This is the Redis console. A simple way of testing if the connectivity is working is through the ping command:

$ ping

As you can see, the connection is working properly. Now, test whether you can set keys. In this example, set a key called test with the value “hello world:”

$ set test “hello world”

Assuming that everything is functioning properly, this key can be fetched without any issue:

$ get test

Exit out of the Redis by running the exit command:

$ exit

The final test will be whether Redis can persist data. Redis is designed to hold data even if it is stopped or restarted. Restart the Redis server, launch the Redis console, and test whether you can still retrieve the test key with the following commands:

$ sudo systemctl restart redis-server.service
$ redis-cli
$ get test

Voilà! Redis is running perfectly!

Despite Redis being very powerful, security is still a major concern. By default, Redis does not have a password set. This opens up the possibility of unwanted access to the server. To add a password, launch the Redis configuration file in a text editor and scroll to the SECURITY section.

Remove the comment symbol (#) from the requirepass entry. In this example, the phrase “foobared” is going to be the password of the server. Set it to something strong and secure.

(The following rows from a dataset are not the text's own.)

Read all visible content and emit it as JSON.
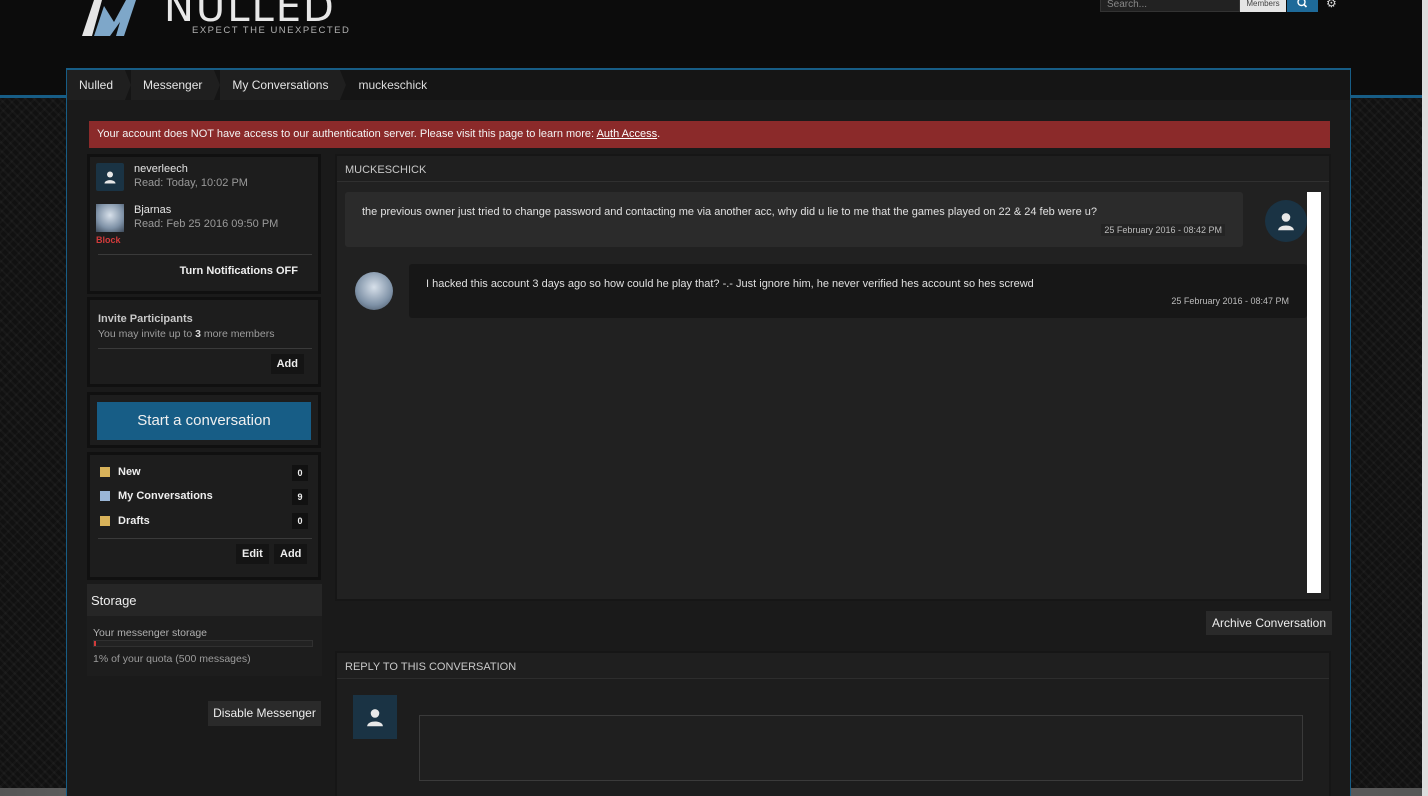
{
  "header": {
    "logo_title": "NULLED",
    "logo_tagline": "EXPECT THE UNEXPECTED",
    "search_placeholder": "Search...",
    "search_scope": "Members"
  },
  "breadcrumb": [
    "Nulled",
    "Messenger",
    "My Conversations",
    "muckeschick"
  ],
  "alert": {
    "text": "Your account does NOT have access to our authentication server. Please visit this page to learn more: ",
    "link": "Auth Access",
    "suffix": "."
  },
  "participants": [
    {
      "name": "neverleech",
      "read": "Read: Today, 10:02 PM"
    },
    {
      "name": "Bjarnas",
      "read": "Read: Feb 25 2016 09:50 PM"
    }
  ],
  "block_label": "Block",
  "notifications": {
    "prefix": "Turn Notifications ",
    "state": "OFF"
  },
  "invite": {
    "title": "Invite Participants",
    "sub_prefix": "You may invite up to ",
    "count": "3",
    "sub_suffix": " more members",
    "add_label": "Add"
  },
  "start_conversation": "Start a conversation",
  "folders": [
    {
      "label": "New",
      "count": "0"
    },
    {
      "label": "My Conversations",
      "count": "9"
    },
    {
      "label": "Drafts",
      "count": "0"
    }
  ],
  "folder_actions": {
    "edit": "Edit",
    "add": "Add"
  },
  "storage": {
    "title": "Storage",
    "label": "Your messenger storage",
    "quota_text": "1% of your quota (500 messages)",
    "percent": 1
  },
  "disable_messenger": "Disable Messenger",
  "conversation": {
    "title": "MUCKESCHICK",
    "messages": [
      {
        "text": "the previous owner just tried to change password and contacting me via another acc, why did u lie to me that the games played on 22 & 24 feb were u?",
        "time": "25 February 2016 - 08:42 PM"
      },
      {
        "text": "I hacked this account 3 days ago so how could he play that? -.- Just ignore him, he never verified hes account so hes screwd",
        "time": "25 February 2016 - 08:47 PM"
      }
    ]
  },
  "archive_label": "Archive Conversation",
  "reply_title": "REPLY TO THIS CONVERSATION",
  "icons": [
    "search-icon",
    "gear-icon",
    "user-icon",
    "folder-icon",
    "envelope-icon"
  ]
}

Did you notice the warning message above the requirepass entry? Redis is a very high-performance server that is subject to brute force attack. An attacker can test 100k+ passwords against a high-performance Redis server. Unless the password is very strong, it can be brute-forced very easily.

Once the password is set, save the configuration file and restart the Redis service.

$ sudo systemctl restart redis-server

Let’s test out whether the password is set successfully. Launch the Redis console:

$ redis-cli

And then, try to set a key:

$ set testKey 999

The console will show NOAUTH error.

To set a key, you must first authenticate your identity. To do so, run the following command:

$ auth <redis_password>

Only now will Redis allow you to use the program as usual.

$ set testKey 999
$ get testKey

Final Thoughts

Redis is a powerful solution that can be used for many distinct purposes. If you want to learn more about Redis, check out the official Redis documentation. There are also numerous tutorials available all over the internet.

Enjoy!

About the author

Sidratul Muntaha

Sidratul Muntaha

Student of CSE. I love Linux and playing with tech and gadgets. I use both Ubuntu and Linux Mint.